### Exercise aim
Output each entry below as it stands, leaving out every picture.

[[ Supplied records open ]]

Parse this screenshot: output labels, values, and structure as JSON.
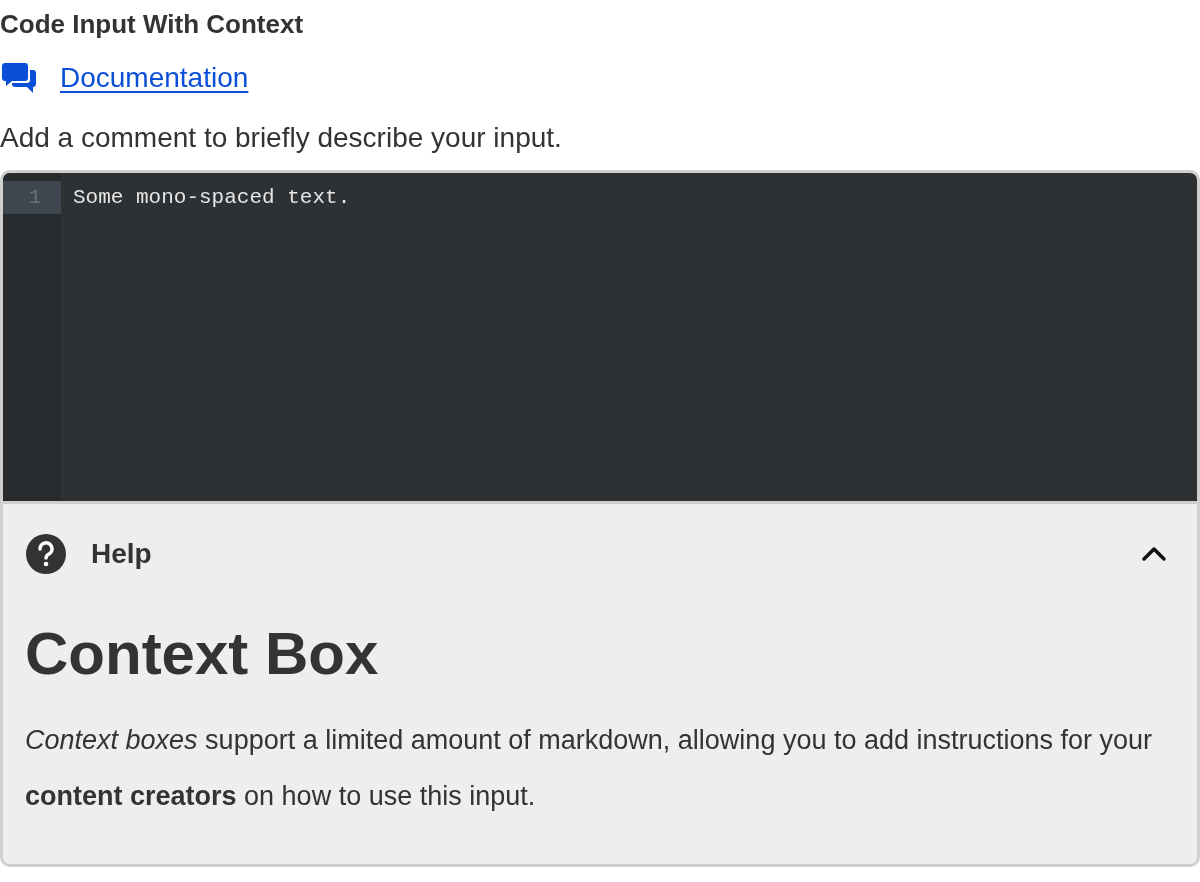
{
  "title": "Code Input With Context",
  "documentation_link": "Documentation",
  "description": "Add a comment to briefly describe your input.",
  "editor": {
    "lines": [
      {
        "number": "1",
        "text": "Some mono-spaced text.",
        "selected": true
      }
    ]
  },
  "help": {
    "label": "Help",
    "expanded": true,
    "heading": "Context Box",
    "body": "*Context boxes* support a limited amount of markdown, allowing you to add instructions for your **content creators** on how to use this input."
  }
}
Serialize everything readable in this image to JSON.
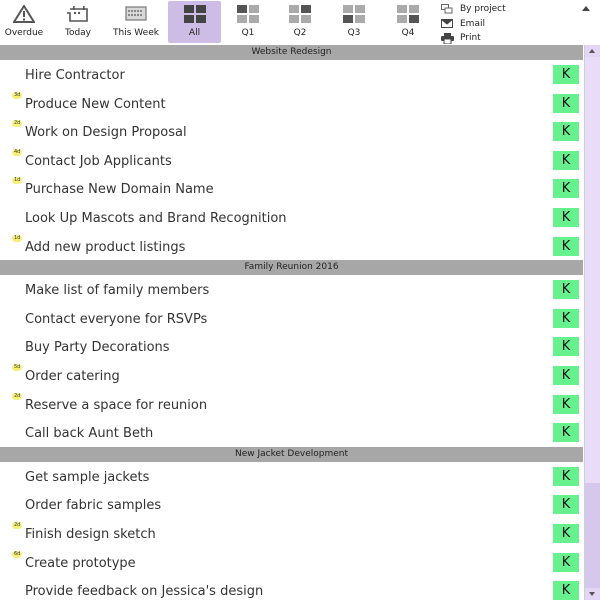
{
  "toolbar": {
    "filters": [
      {
        "label": "Overdue",
        "icon": "warning-triangle-icon",
        "active": false
      },
      {
        "label": "Today",
        "icon": "calendar-day-icon",
        "active": false
      },
      {
        "label": "This Week",
        "icon": "calendar-week-icon",
        "active": false
      },
      {
        "label": "All",
        "icon": "grid-all-icon",
        "active": true
      },
      {
        "label": "Q1",
        "icon": "quadrant-q1-icon",
        "active": false
      },
      {
        "label": "Q2",
        "icon": "quadrant-q2-icon",
        "active": false
      },
      {
        "label": "Q3",
        "icon": "quadrant-q3-icon",
        "active": false
      },
      {
        "label": "Q4",
        "icon": "quadrant-q4-icon",
        "active": false
      }
    ],
    "menu": [
      {
        "label": "By project",
        "icon": "group-icon"
      },
      {
        "label": "Email",
        "icon": "envelope-icon"
      },
      {
        "label": "Print",
        "icon": "printer-icon"
      }
    ]
  },
  "colors": {
    "active_filter": "#cdbde6",
    "section_header": "#a7a7a7",
    "k_badge": "#66f08e",
    "due_badge": "#f5f07a",
    "scrollbar_track": "#e8dcf8",
    "scrollbar_thumb": "#d6c7ec"
  },
  "sections": [
    {
      "title": "Website Redesign",
      "tasks": [
        {
          "title": "Hire Contractor",
          "due": "",
          "badge": "K"
        },
        {
          "title": "Produce New Content",
          "due": "3d",
          "badge": "K"
        },
        {
          "title": "Work on Design Proposal",
          "due": "2d",
          "badge": "K"
        },
        {
          "title": "Contact Job Applicants",
          "due": "4d",
          "badge": "K"
        },
        {
          "title": "Purchase New Domain Name",
          "due": "1d",
          "badge": "K"
        },
        {
          "title": "Look Up Mascots and Brand Recognition",
          "due": "",
          "badge": "K"
        },
        {
          "title": "Add new product listings",
          "due": "1d",
          "badge": "K"
        }
      ]
    },
    {
      "title": "Family Reunion 2016",
      "tasks": [
        {
          "title": "Make list of family members",
          "due": "",
          "badge": "K"
        },
        {
          "title": "Contact everyone for RSVPs",
          "due": "",
          "badge": "K"
        },
        {
          "title": "Buy Party Decorations",
          "due": "",
          "badge": "K"
        },
        {
          "title": "Order catering",
          "due": "5d",
          "badge": "K"
        },
        {
          "title": "Reserve a space for reunion",
          "due": "2d",
          "badge": "K"
        },
        {
          "title": "Call back Aunt Beth",
          "due": "",
          "badge": "K"
        }
      ]
    },
    {
      "title": "New Jacket Development",
      "tasks": [
        {
          "title": "Get sample jackets",
          "due": "",
          "badge": "K"
        },
        {
          "title": "Order fabric samples",
          "due": "",
          "badge": "K"
        },
        {
          "title": "Finish design sketch",
          "due": "2d",
          "badge": "K"
        },
        {
          "title": "Create prototype",
          "due": "6d",
          "badge": "K"
        },
        {
          "title": "Provide feedback on Jessica's design",
          "due": "",
          "badge": "K"
        }
      ]
    }
  ]
}
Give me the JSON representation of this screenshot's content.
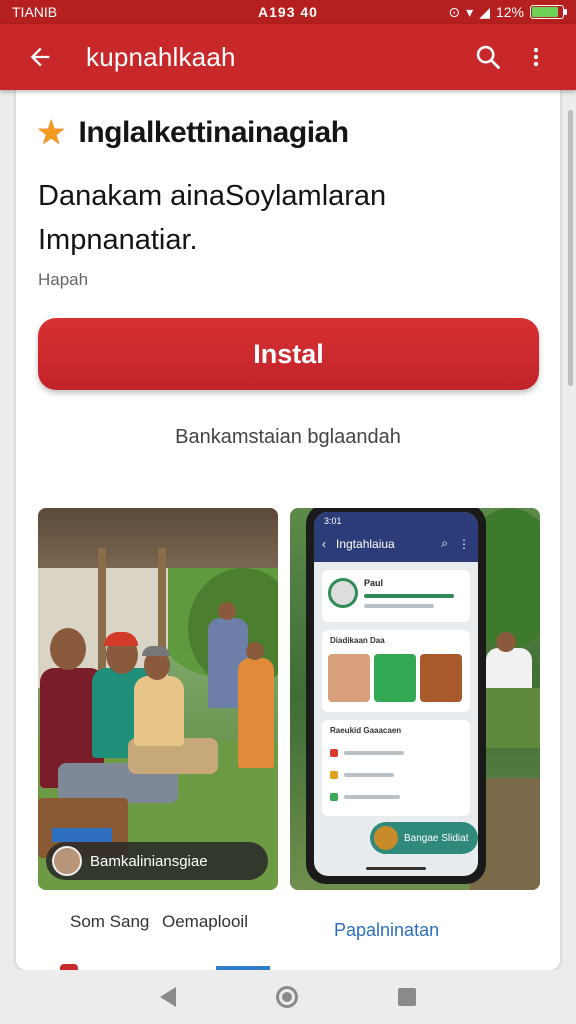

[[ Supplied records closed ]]

### Output
Parse this screenshot: output labels, values, and structure as JSON.
{
  "title": "Code Input With Context",
  "documentation_link": "Documentation",
  "description": "Add a comment to briefly describe your input.",
  "editor": {
    "lines": [
      {
        "number": "1",
        "text": "Some mono-spaced text.",
        "selected": true
      }
    ]
  },
  "help": {
    "label": "Help",
    "expanded": true,
    "heading": "Context Box",
    "body": "*Context boxes* support a limited amount of markdown, allowing you to add instructions for your **content creators** on how to use this input."
  }
}
Serialize everything readable in this image to JSON.
{
  "toolbar": {
    "filters": [
      {
        "label": "Overdue",
        "icon": "warning-triangle-icon",
        "active": false
      },
      {
        "label": "Today",
        "icon": "calendar-day-icon",
        "active": false
      },
      {
        "label": "This Week",
        "icon": "calendar-week-icon",
        "active": false
      },
      {
        "label": "All",
        "icon": "grid-all-icon",
        "active": true
      },
      {
        "label": "Q1",
        "icon": "quadrant-q1-icon",
        "active": false
      },
      {
        "label": "Q2",
        "icon": "quadrant-q2-icon",
        "active": false
      },
      {
        "label": "Q3",
        "icon": "quadrant-q3-icon",
        "active": false
      },
      {
        "label": "Q4",
        "icon": "quadrant-q4-icon",
        "active": false
      }
    ],
    "menu": [
      {
        "label": "By project",
        "icon": "group-icon"
      },
      {
        "label": "Email",
        "icon": "envelope-icon"
      },
      {
        "label": "Print",
        "icon": "printer-icon"
      }
    ]
  },
  "colors": {
    "active_filter": "#cdbde6",
    "section_header": "#a7a7a7",
    "k_badge": "#66f08e",
    "due_badge": "#f5f07a",
    "scrollbar_track": "#e8dcf8",
    "scrollbar_thumb": "#d6c7ec"
  },
  "sections": [
    {
      "title": "Website Redesign",
      "tasks": [
        {
          "title": "Hire Contractor",
          "due": "",
          "badge": "K"
        },
        {
          "title": "Produce New Content",
          "due": "3d",
          "badge": "K"
        },
        {
          "title": "Work on Design Proposal",
          "due": "2d",
          "badge": "K"
        },
        {
          "title": "Contact Job Applicants",
          "due": "4d",
          "badge": "K"
        },
        {
          "title": "Purchase New Domain Name",
          "due": "1d",
          "badge": "K"
        },
        {
          "title": "Look Up Mascots and Brand Recognition",
          "due": "",
          "badge": "K"
        },
        {
          "title": "Add new product listings",
          "due": "1d",
          "badge": "K"
        }
      ]
    },
    {
      "title": "Family Reunion 2016",
      "tasks": [
        {
          "title": "Make list of family members",
          "due": "",
          "badge": "K"
        },
        {
          "title": "Contact everyone for RSVPs",
          "due": "",
          "badge": "K"
        },
        {
          "title": "Buy Party Decorations",
          "due": "",
          "badge": "K"
        },
        {
          "title": "Order catering",
          "due": "5d",
          "badge": "K"
        },
        {
          "title": "Reserve a space for reunion",
          "due": "2d",
          "badge": "K"
        },
        {
          "title": "Call back Aunt Beth",
          "due": "",
          "badge": "K"
        }
      ]
    },
    {
      "title": "New Jacket Development",
      "tasks": [
        {
          "title": "Get sample jackets",
          "due": "",
          "badge": "K"
        },
        {
          "title": "Order fabric samples",
          "due": "",
          "badge": "K"
        },
        {
          "title": "Finish design sketch",
          "due": "2d",
          "badge": "K"
        },
        {
          "title": "Create prototype",
          "due": "6d",
          "badge": "K"
        },
        {
          "title": "Provide feedback on Jessica's design",
          "due": "",
          "badge": "K"
        }
      ]
    }
  ]
}
Give me the JSON representation of this screenshot's content.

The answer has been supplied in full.